▶ Task requirements: Each entry that follows is to be duplicated exactly, without its images.

Excerpts from an interface dataset
BEGIN

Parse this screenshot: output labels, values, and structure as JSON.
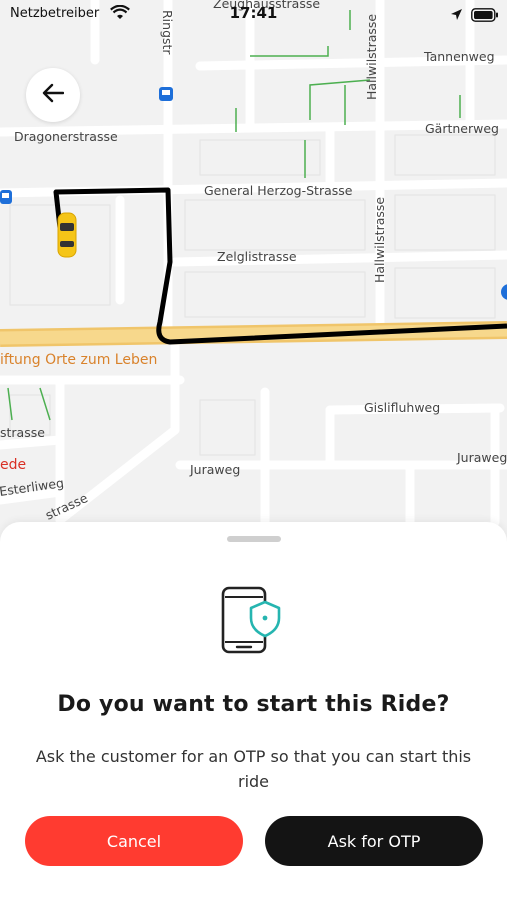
{
  "status_bar": {
    "carrier": "Netzbetreiber",
    "time": "17:41",
    "icons": [
      "wifi-icon",
      "location-arrow-icon",
      "battery-icon"
    ]
  },
  "map": {
    "street_labels": {
      "zeughausstrasse": "Zeughausstrasse",
      "ringstrasse": "Ringstr",
      "hallwilstrasse_top": "Hallwilstrasse",
      "tannenweg": "Tannenweg",
      "dragonerstrasse": "Dragonerstrasse",
      "gaertnerweg": "Gärtnerweg",
      "general_herzog": "General Herzog-Strasse",
      "hallwilstrasse": "Hallwilstrasse",
      "zelglistrasse": "Zelglistrasse",
      "stiftung": "iftung Orte zum Leben",
      "gislifluhweg": "Gislifluhweg",
      "strasse_left": "strasse",
      "juraweg_right": "Juraweg",
      "ede": "ede",
      "juraweg": "Juraweg",
      "esterliweg": "Esterliweg",
      "strasse_diag": "strasse"
    },
    "colors": {
      "main_road": "#f6d27a",
      "route": "#000000",
      "taxi": "#f5c518",
      "path_green": "#4caf50"
    }
  },
  "back_button": {
    "icon": "arrow-left-icon"
  },
  "sheet": {
    "icon": "phone-shield-icon",
    "title": "Do you want to start this Ride?",
    "subtitle": "Ask the customer for an OTP so that you can start this ride",
    "cancel_label": "Cancel",
    "otp_label": "Ask for OTP",
    "colors": {
      "cancel": "#ff3b30",
      "otp": "#141414",
      "shield_accent": "#26b5b0"
    }
  }
}
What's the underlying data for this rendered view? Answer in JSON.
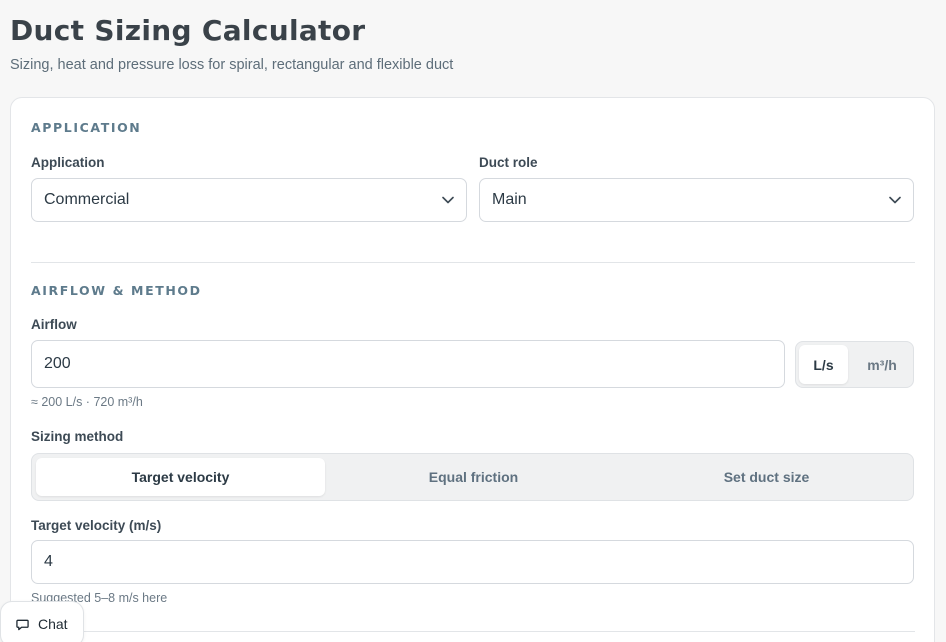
{
  "header": {
    "title": "Duct Sizing Calculator",
    "subtitle": "Sizing, heat and pressure loss for spiral, rectangular and flexible duct"
  },
  "application_section": {
    "heading": "APPLICATION",
    "application": {
      "label": "Application",
      "value": "Commercial"
    },
    "duct_role": {
      "label": "Duct role",
      "value": "Main"
    }
  },
  "airflow_section": {
    "heading": "AIRFLOW & METHOD",
    "airflow": {
      "label": "Airflow",
      "value": "200",
      "units": [
        "L/s",
        "m³/h"
      ],
      "selected_unit": "L/s",
      "hint": "≈ 200 L/s · 720 m³/h"
    },
    "sizing_method": {
      "label": "Sizing method",
      "options": [
        "Target velocity",
        "Equal friction",
        "Set duct size"
      ],
      "selected": "Target velocity"
    },
    "target_velocity": {
      "label": "Target velocity (m/s)",
      "value": "4",
      "hint": "Suggested 5–8 m/s here"
    }
  },
  "chat": {
    "label": "Chat"
  },
  "icons": {
    "select_chevron": "chevron-down-icon",
    "chat": "chat-bubble-icon"
  }
}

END

▶ Solved exercise:
Parse this screenshot: output labels, values, and structure as JSON.
{
  "status_bar": {
    "carrier": "Netzbetreiber",
    "time": "17:41",
    "icons": [
      "wifi-icon",
      "location-arrow-icon",
      "battery-icon"
    ]
  },
  "map": {
    "street_labels": {
      "zeughausstrasse": "Zeughausstrasse",
      "ringstrasse": "Ringstr",
      "hallwilstrasse_top": "Hallwilstrasse",
      "tannenweg": "Tannenweg",
      "dragonerstrasse": "Dragonerstrasse",
      "gaertnerweg": "Gärtnerweg",
      "general_herzog": "General Herzog-Strasse",
      "hallwilstrasse": "Hallwilstrasse",
      "zelglistrasse": "Zelglistrasse",
      "stiftung": "iftung Orte zum Leben",
      "gislifluhweg": "Gislifluhweg",
      "strasse_left": "strasse",
      "juraweg_right": "Juraweg",
      "ede": "ede",
      "juraweg": "Juraweg",
      "esterliweg": "Esterliweg",
      "strasse_diag": "strasse"
    },
    "colors": {
      "main_road": "#f6d27a",
      "route": "#000000",
      "taxi": "#f5c518",
      "path_green": "#4caf50"
    }
  },
  "back_button": {
    "icon": "arrow-left-icon"
  },
  "sheet": {
    "icon": "phone-shield-icon",
    "title": "Do you want to start this Ride?",
    "subtitle": "Ask the customer for an OTP so that you can start this ride",
    "cancel_label": "Cancel",
    "otp_label": "Ask for OTP",
    "colors": {
      "cancel": "#ff3b30",
      "otp": "#141414",
      "shield_accent": "#26b5b0"
    }
  }
}
What's the underlying data for this rendered view? Answer in JSON.
{
  "header": {
    "title": "Duct Sizing Calculator",
    "subtitle": "Sizing, heat and pressure loss for spiral, rectangular and flexible duct"
  },
  "application_section": {
    "heading": "APPLICATION",
    "application": {
      "label": "Application",
      "value": "Commercial"
    },
    "duct_role": {
      "label": "Duct role",
      "value": "Main"
    }
  },
  "airflow_section": {
    "heading": "AIRFLOW & METHOD",
    "airflow": {
      "label": "Airflow",
      "value": "200",
      "units": [
        "L/s",
        "m³/h"
      ],
      "selected_unit": "L/s",
      "hint": "≈ 200 L/s · 720 m³/h"
    },
    "sizing_method": {
      "label": "Sizing method",
      "options": [
        "Target velocity",
        "Equal friction",
        "Set duct size"
      ],
      "selected": "Target velocity"
    },
    "target_velocity": {
      "label": "Target velocity (m/s)",
      "value": "4",
      "hint": "Suggested 5–8 m/s here"
    }
  },
  "chat": {
    "label": "Chat"
  },
  "icons": {
    "select_chevron": "chevron-down-icon",
    "chat": "chat-bubble-icon"
  }
}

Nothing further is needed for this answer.